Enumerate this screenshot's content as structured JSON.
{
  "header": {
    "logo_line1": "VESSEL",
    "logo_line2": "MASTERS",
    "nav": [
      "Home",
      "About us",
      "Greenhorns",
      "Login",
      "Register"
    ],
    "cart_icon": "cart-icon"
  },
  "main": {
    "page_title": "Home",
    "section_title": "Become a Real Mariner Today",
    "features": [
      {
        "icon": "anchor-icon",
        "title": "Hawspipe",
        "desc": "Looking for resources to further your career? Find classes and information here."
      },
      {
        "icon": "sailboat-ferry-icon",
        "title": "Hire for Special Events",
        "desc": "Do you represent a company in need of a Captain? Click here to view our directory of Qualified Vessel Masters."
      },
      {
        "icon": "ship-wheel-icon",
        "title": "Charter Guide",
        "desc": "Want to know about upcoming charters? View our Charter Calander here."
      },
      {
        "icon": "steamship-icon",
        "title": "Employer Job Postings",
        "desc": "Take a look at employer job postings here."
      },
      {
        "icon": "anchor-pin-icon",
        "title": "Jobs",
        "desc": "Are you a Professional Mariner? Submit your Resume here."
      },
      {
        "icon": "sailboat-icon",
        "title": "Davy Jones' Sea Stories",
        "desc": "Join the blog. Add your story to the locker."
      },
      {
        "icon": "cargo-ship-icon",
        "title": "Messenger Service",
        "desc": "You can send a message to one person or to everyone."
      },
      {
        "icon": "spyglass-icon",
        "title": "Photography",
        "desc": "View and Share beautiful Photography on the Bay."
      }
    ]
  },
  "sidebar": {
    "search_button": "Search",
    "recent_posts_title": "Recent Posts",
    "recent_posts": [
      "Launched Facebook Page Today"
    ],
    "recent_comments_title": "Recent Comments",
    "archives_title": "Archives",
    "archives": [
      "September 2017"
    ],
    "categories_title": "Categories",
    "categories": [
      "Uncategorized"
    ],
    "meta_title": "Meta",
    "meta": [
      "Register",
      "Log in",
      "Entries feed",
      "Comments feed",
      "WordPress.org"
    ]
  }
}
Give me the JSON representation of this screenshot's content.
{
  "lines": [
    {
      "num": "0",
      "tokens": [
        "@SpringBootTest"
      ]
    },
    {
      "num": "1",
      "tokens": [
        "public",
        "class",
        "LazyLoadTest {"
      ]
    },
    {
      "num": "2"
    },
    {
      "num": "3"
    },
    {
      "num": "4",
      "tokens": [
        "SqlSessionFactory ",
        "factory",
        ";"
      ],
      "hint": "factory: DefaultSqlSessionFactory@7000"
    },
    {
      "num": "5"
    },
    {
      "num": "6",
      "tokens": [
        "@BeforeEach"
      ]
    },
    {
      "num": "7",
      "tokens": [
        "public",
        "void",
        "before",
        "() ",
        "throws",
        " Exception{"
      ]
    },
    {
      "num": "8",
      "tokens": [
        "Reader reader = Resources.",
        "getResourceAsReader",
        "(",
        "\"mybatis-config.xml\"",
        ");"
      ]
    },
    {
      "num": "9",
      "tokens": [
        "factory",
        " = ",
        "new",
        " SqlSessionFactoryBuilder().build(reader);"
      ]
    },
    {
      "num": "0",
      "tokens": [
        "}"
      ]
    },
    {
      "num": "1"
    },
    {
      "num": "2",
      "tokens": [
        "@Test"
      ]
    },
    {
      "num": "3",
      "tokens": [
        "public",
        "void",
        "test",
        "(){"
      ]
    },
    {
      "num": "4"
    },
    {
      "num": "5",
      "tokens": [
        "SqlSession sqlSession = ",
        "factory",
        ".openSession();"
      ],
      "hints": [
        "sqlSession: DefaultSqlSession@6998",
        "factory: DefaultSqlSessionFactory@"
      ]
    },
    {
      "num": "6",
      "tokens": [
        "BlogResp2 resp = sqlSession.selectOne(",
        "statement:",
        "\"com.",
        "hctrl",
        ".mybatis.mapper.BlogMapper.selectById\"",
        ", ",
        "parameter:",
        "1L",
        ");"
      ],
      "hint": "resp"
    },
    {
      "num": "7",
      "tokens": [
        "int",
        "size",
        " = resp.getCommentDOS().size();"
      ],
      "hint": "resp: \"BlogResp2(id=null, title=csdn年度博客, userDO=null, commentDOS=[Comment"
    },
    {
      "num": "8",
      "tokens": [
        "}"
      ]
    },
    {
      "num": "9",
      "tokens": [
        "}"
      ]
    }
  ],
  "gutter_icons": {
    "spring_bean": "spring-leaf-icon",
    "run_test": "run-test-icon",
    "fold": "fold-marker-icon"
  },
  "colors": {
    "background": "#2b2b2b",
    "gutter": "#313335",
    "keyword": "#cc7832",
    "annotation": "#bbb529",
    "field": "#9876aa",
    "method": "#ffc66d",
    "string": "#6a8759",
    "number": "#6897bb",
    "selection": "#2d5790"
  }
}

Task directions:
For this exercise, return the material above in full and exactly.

Result for this exercise:
Enumerate this screenshot's content as structured JSON.
{
  "header": {
    "logo_line1": "VESSEL",
    "logo_line2": "MASTERS",
    "nav": [
      "Home",
      "About us",
      "Greenhorns",
      "Login",
      "Register"
    ],
    "cart_icon": "cart-icon"
  },
  "main": {
    "page_title": "Home",
    "section_title": "Become a Real Mariner Today",
    "features": [
      {
        "icon": "anchor-icon",
        "title": "Hawspipe",
        "desc": "Looking for resources to further your career? Find classes and information here."
      },
      {
        "icon": "sailboat-ferry-icon",
        "title": "Hire for Special Events",
        "desc": "Do you represent a company in need of a Captain? Click here to view our directory of Qualified Vessel Masters."
      },
      {
        "icon": "ship-wheel-icon",
        "title": "Charter Guide",
        "desc": "Want to know about upcoming charters? View our Charter Calander here."
      },
      {
        "icon": "steamship-icon",
        "title": "Employer Job Postings",
        "desc": "Take a look at employer job postings here."
      },
      {
        "icon": "anchor-pin-icon",
        "title": "Jobs",
        "desc": "Are you a Professional Mariner? Submit your Resume here."
      },
      {
        "icon": "sailboat-icon",
        "title": "Davy Jones' Sea Stories",
        "desc": "Join the blog. Add your story to the locker."
      },
      {
        "icon": "cargo-ship-icon",
        "title": "Messenger Service",
        "desc": "You can send a message to one person or to everyone."
      },
      {
        "icon": "spyglass-icon",
        "title": "Photography",
        "desc": "View and Share beautiful Photography on the Bay."
      }
    ]
  },
  "sidebar": {
    "search_button": "Search",
    "recent_posts_title": "Recent Posts",
    "recent_posts": [
      "Launched Facebook Page Today"
    ],
    "recent_comments_title": "Recent Comments",
    "archives_title": "Archives",
    "archives": [
      "September 2017"
    ],
    "categories_title": "Categories",
    "categories": [
      "Uncategorized"
    ],
    "meta_title": "Meta",
    "meta": [
      "Register",
      "Log in",
      "Entries feed",
      "Comments feed",
      "WordPress.org"
    ]
  }
}
Give me the JSON representation of this screenshot's content.
{
  "lines": [
    {
      "num": "0",
      "tokens": [
        "@SpringBootTest"
      ]
    },
    {
      "num": "1",
      "tokens": [
        "public",
        "class",
        "LazyLoadTest {"
      ]
    },
    {
      "num": "2"
    },
    {
      "num": "3"
    },
    {
      "num": "4",
      "tokens": [
        "SqlSessionFactory ",
        "factory",
        ";"
      ],
      "hint": "factory: DefaultSqlSessionFactory@7000"
    },
    {
      "num": "5"
    },
    {
      "num": "6",
      "tokens": [
        "@BeforeEach"
      ]
    },
    {
      "num": "7",
      "tokens": [
        "public",
        "void",
        "before",
        "() ",
        "throws",
        " Exception{"
      ]
    },
    {
      "num": "8",
      "tokens": [
        "Reader reader = Resources.",
        "getResourceAsReader",
        "(",
        "\"mybatis-config.xml\"",
        ");"
      ]
    },
    {
      "num": "9",
      "tokens": [
        "factory",
        " = ",
        "new",
        " SqlSessionFactoryBuilder().build(reader);"
      ]
    },
    {
      "num": "0",
      "tokens": [
        "}"
      ]
    },
    {
      "num": "1"
    },
    {
      "num": "2",
      "tokens": [
        "@Test"
      ]
    },
    {
      "num": "3",
      "tokens": [
        "public",
        "void",
        "test",
        "(){"
      ]
    },
    {
      "num": "4"
    },
    {
      "num": "5",
      "tokens": [
        "SqlSession sqlSession = ",
        "factory",
        ".openSession();"
      ],
      "hints": [
        "sqlSession: DefaultSqlSession@6998",
        "factory: DefaultSqlSessionFactory@"
      ]
    },
    {
      "num": "6",
      "tokens": [
        "BlogResp2 resp = sqlSession.selectOne(",
        "statement:",
        "\"com.",
        "hctrl",
        ".mybatis.mapper.BlogMapper.selectById\"",
        ", ",
        "parameter:",
        "1L",
        ");"
      ],
      "hint": "resp"
    },
    {
      "num": "7",
      "tokens": [
        "int",
        "size",
        " = resp.getCommentDOS().size();"
      ],
      "hint": "resp: \"BlogResp2(id=null, title=csdn年度博客, userDO=null, commentDOS=[Comment"
    },
    {
      "num": "8",
      "tokens": [
        "}"
      ]
    },
    {
      "num": "9",
      "tokens": [
        "}"
      ]
    }
  ],
  "gutter_icons": {
    "spring_bean": "spring-leaf-icon",
    "run_test": "run-test-icon",
    "fold": "fold-marker-icon"
  },
  "colors": {
    "background": "#2b2b2b",
    "gutter": "#313335",
    "keyword": "#cc7832",
    "annotation": "#bbb529",
    "field": "#9876aa",
    "method": "#ffc66d",
    "string": "#6a8759",
    "number": "#6897bb",
    "selection": "#2d5790"
  }
}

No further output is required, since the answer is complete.